`random.sample`

doesn't preserve order, it might have before, but it doesn't anymore.
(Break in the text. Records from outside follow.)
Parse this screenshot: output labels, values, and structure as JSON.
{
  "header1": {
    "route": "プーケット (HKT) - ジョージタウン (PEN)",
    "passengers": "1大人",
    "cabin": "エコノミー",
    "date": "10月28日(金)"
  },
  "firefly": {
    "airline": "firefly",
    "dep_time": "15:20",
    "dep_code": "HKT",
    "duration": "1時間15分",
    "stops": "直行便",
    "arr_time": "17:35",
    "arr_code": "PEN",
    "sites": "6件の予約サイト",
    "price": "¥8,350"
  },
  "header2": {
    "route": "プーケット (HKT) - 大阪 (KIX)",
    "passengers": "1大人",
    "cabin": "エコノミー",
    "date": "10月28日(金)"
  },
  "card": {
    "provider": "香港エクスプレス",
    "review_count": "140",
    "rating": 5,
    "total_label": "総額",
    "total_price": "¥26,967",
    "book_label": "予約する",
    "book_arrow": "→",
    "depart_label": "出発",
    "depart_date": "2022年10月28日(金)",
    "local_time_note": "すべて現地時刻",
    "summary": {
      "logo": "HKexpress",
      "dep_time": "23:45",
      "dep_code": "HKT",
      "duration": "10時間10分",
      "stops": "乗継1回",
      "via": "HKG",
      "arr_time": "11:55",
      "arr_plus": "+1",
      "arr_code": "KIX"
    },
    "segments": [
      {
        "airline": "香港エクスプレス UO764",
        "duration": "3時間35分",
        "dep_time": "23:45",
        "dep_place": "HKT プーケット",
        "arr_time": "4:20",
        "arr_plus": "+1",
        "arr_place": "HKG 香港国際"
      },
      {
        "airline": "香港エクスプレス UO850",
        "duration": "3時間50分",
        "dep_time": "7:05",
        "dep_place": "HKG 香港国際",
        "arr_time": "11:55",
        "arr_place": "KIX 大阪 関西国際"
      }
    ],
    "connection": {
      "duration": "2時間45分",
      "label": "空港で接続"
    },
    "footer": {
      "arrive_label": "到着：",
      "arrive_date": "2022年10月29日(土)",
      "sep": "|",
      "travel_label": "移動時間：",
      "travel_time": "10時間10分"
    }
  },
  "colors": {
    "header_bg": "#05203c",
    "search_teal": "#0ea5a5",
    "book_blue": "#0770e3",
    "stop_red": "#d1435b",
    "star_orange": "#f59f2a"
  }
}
From the docs:`The resulting list is in selection order so that all sub-slices will also be valid random samples`

– Jacob Eggers Apr 21 '12 at 5:36